Foreign Ministry spokesman Mohammad Ali Husseini urged the foreign ministers of the five permanent members of the Security Council and Germany to avoid following wrong strategies on Iran’s nuclear program. “These countries need to know that Iranians will not ignore their certain rights for using civilian nuclear technology,” he said.
Foreign Minister Manuchehr Mottaki also said Iran plans to offer a package of solutions on international problems to the permanent members of the UN Security Council and Germany (the so-called 5+1 group) which are scheduled to meet on April 16 in Shanghai to discuss Iran’s nuclear program.
“In view of serious problems and crises the international community is facing, the Islamic Republic is trying to prepare a package to offer to different groups and sides,” Mottaki told reporters in a news conference with Philippine Secretary of Foreign Affairs Alberto Romulo. “This package is being drawn up based on a new approach and I think it will be useful for different sides including the 5+1 group,” Mottaki declared.
The Minister referred to the failure of the US policies in Iraq, criticizing Washington for blaming others to cover up its failures in the war-torn country. Mottaki stressed Iran's resolve to help Iraqi government to secure their country across and within the borders.
Mottaki, meanwhile, said he does not intend to meet with the US Secretary of State Condoleezza Rice at the upcoming conference of Iraq's neighbors in Kuwait.

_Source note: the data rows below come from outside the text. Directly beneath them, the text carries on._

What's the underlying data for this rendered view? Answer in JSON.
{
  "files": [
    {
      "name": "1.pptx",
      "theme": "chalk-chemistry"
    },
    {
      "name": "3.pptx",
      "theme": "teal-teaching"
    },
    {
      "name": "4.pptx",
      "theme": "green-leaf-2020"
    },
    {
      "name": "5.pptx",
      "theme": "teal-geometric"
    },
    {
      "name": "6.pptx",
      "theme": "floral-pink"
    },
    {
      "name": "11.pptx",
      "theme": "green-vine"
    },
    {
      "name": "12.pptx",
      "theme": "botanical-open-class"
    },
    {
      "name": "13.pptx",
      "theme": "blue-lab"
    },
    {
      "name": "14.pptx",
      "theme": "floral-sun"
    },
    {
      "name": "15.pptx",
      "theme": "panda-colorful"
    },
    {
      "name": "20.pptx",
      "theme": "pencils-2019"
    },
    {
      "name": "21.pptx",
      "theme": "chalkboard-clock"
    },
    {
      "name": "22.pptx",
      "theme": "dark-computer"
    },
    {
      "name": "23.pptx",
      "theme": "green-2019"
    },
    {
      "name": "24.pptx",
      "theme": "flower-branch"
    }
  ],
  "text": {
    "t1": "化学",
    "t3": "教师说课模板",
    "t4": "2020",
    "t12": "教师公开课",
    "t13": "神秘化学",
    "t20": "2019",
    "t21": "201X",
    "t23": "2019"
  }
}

In related news, Iran urged the U.N. Security Council to condemn Israel and demand that it stop threatening to use military force against the Islamic republic, according to a letter by Iran's U.N. Ambassador Mohammad Khazee. The letter referred to comments on April 7 by Israel's Infrastructure Minister Binyamin Ben-Eliezer, who warned Tehran that any attack on the Jewish state would result in the "destruction of the Iranian nation." Israel's U.N. Mission said it would have no comment on Khazee's letter.

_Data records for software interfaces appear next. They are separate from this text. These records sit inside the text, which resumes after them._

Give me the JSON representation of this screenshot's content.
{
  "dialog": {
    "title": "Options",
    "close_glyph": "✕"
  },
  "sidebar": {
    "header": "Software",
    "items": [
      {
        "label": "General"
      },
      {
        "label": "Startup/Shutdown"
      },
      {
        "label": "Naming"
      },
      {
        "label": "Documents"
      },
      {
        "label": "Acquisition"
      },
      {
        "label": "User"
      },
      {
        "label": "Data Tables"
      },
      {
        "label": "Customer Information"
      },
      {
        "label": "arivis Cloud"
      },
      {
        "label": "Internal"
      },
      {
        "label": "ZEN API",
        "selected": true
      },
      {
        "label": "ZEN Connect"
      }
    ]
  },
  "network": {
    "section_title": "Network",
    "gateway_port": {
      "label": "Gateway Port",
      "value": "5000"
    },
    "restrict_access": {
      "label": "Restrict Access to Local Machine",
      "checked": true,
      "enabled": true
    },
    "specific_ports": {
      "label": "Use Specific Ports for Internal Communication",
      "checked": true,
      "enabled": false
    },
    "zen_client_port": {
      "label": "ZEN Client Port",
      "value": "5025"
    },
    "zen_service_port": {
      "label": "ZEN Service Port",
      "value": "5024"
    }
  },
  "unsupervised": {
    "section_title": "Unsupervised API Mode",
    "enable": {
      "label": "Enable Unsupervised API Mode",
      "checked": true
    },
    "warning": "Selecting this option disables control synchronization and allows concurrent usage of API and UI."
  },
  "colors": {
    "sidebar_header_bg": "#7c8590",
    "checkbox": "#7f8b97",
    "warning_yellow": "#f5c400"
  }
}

The Iranian ambassador told the Security Council that Israel "has continued with its insolent, outrageous and unprovoked threats against the Islamic Republic of Iran" and in violation of the U.N. Charter. "The inaction of the Security Council in this regard, has emboldened the said regime to pursue this dangerous course," Khazee said. He said the Security Council should condemn the statements and call on Israel to "cease and desist" from threatening to use force.

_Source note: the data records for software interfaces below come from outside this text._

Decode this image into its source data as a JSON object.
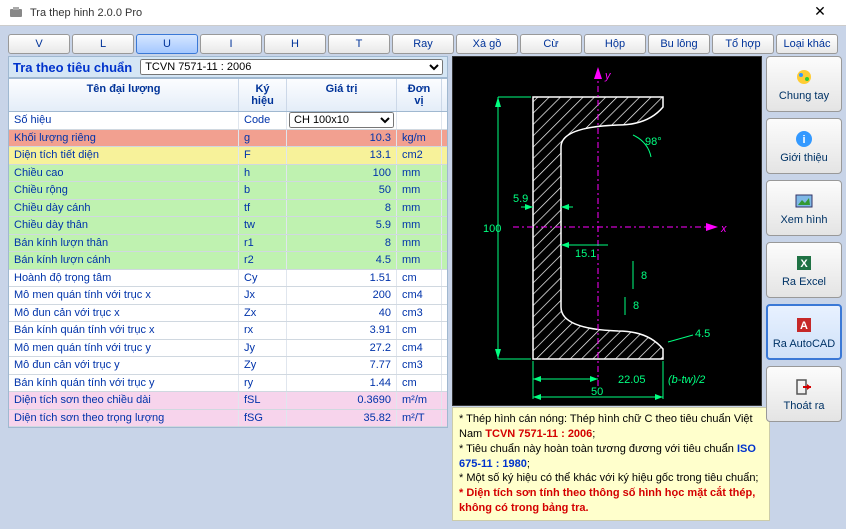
{
  "window": {
    "title": "Tra thep hinh 2.0.0 Pro"
  },
  "tabs": [
    "V",
    "L",
    "U",
    "I",
    "H",
    "T",
    "Ray",
    "Xà gồ",
    "Cừ",
    "Hộp",
    "Bu lông",
    "Tổ hợp",
    "Loại khác"
  ],
  "active_tab": "U",
  "standard": {
    "label": "Tra theo tiêu chuẩn",
    "value": "TCVN 7571-11 : 2006"
  },
  "grid_header": {
    "name": "Tên đại lượng",
    "sym": "Ký hiệu",
    "val": "Giá trị",
    "unit": "Đơn vị"
  },
  "rows": [
    {
      "n": "Số hiệu",
      "s": "Code",
      "v": "CH 100x10",
      "u": "",
      "bg": "#ffffff",
      "select": true
    },
    {
      "n": "Khối lượng riêng",
      "s": "g",
      "v": "10.3",
      "u": "kg/m",
      "bg": "#f2a090"
    },
    {
      "n": "Diện tích tiết diện",
      "s": "F",
      "v": "13.1",
      "u": "cm2",
      "bg": "#f7f29a"
    },
    {
      "n": "Chiều cao",
      "s": "h",
      "v": "100",
      "u": "mm",
      "bg": "#bff2b0"
    },
    {
      "n": "Chiều rộng",
      "s": "b",
      "v": "50",
      "u": "mm",
      "bg": "#bff2b0"
    },
    {
      "n": "Chiều dày cánh",
      "s": "tf",
      "v": "8",
      "u": "mm",
      "bg": "#bff2b0"
    },
    {
      "n": "Chiều dày thân",
      "s": "tw",
      "v": "5.9",
      "u": "mm",
      "bg": "#bff2b0"
    },
    {
      "n": "Bán kính lượn thân",
      "s": "r1",
      "v": "8",
      "u": "mm",
      "bg": "#bff2b0"
    },
    {
      "n": "Bán kính lượn cánh",
      "s": "r2",
      "v": "4.5",
      "u": "mm",
      "bg": "#bff2b0"
    },
    {
      "n": "Hoành độ trọng tâm",
      "s": "Cy",
      "v": "1.51",
      "u": "cm",
      "bg": "#ffffff"
    },
    {
      "n": "Mô men quán tính với trục x",
      "s": "Jx",
      "v": "200",
      "u": "cm4",
      "bg": "#ffffff"
    },
    {
      "n": "Mô đun cản với trục x",
      "s": "Zx",
      "v": "40",
      "u": "cm3",
      "bg": "#ffffff"
    },
    {
      "n": "Bán kính quán tính với trục x",
      "s": "rx",
      "v": "3.91",
      "u": "cm",
      "bg": "#ffffff"
    },
    {
      "n": "Mô men quán tính với trục y",
      "s": "Jy",
      "v": "27.2",
      "u": "cm4",
      "bg": "#ffffff"
    },
    {
      "n": "Mô đun cản với trục y",
      "s": "Zy",
      "v": "7.77",
      "u": "cm3",
      "bg": "#ffffff"
    },
    {
      "n": "Bán kính quán tính với trục y",
      "s": "ry",
      "v": "1.44",
      "u": "cm",
      "bg": "#ffffff"
    },
    {
      "n": "Diện tích sơn theo chiều dài",
      "s": "fSL",
      "v": "0.3690",
      "u": "m²/m",
      "bg": "#f7d4ec"
    },
    {
      "n": "Diện tích sơn theo trọng lượng",
      "s": "fSG",
      "v": "35.82",
      "u": "m²/T",
      "bg": "#f7d4ec"
    }
  ],
  "diagram": {
    "y_axis": "y",
    "x_axis": "x",
    "h": "100",
    "tw": "5.9",
    "angle": "98°",
    "b1": "15.1",
    "tf": "8",
    "r1": "8",
    "r2": "4.5",
    "cy": "22.05",
    "formula": "(b-tw)/2",
    "b": "50"
  },
  "notes": {
    "l1_a": "* Thép hình cán nóng: Thép hình chữ C theo tiêu chuẩn Việt Nam ",
    "l1_b": "TCVN 7571-11 : 2006",
    "l1_c": ";",
    "l2_a": "* Tiêu chuẩn này hoàn toàn tương đương với tiêu chuẩn ",
    "l2_b": "ISO 675-11 : 1980",
    "l2_c": ";",
    "l3": "* Một số ký hiệu có thể khác với ký hiệu gốc trong tiêu chuẩn;",
    "l4": "* Diện tích sơn tính theo thông số hình học mặt cắt thép, không có trong bảng tra."
  },
  "buttons": {
    "b1": "Chung tay",
    "b2": "Giới thiệu",
    "b3": "Xem hình",
    "b4": "Ra Excel",
    "b5": "Ra AutoCAD",
    "b6": "Thoát ra"
  }
}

Khazee's letter made no mention of Iranian President Mahmoud Ahmadinejad's statement that Israel should be “wiped off the map.”
In a meeting with Iran’s ambassadors and heads of missions abroad, changing political, social and economic situations in the country is on the top of Iran's agenda Mottaki said on Sunday. According to reports from IRNA, Iran’s Foreign Ministry is to make new efforts "to confront the US old-fashioned, arrogant and selfish policies" by forming coalition at the regional and international levels. Stressing that Iran was trying to promote “ethics, righteousness, peace and friendship worldwide,” Mottaki reiterated that Tehran is “no threat to any country in the region or other parts of the world.”
He criticized Washington's foreign policies saying, "The world is fed up with US's imbalanced policies." Mottaki stressed that Iran was, in fact, “heading to become a model state for others as a humble and principalist country.”
Joe Grieboski is President of the Institute on Religion and Public Policy and Secretary General, Interparliamentary Conference on Human Rights and Religious Freedom. He heads up the Cutting Edge International Desk.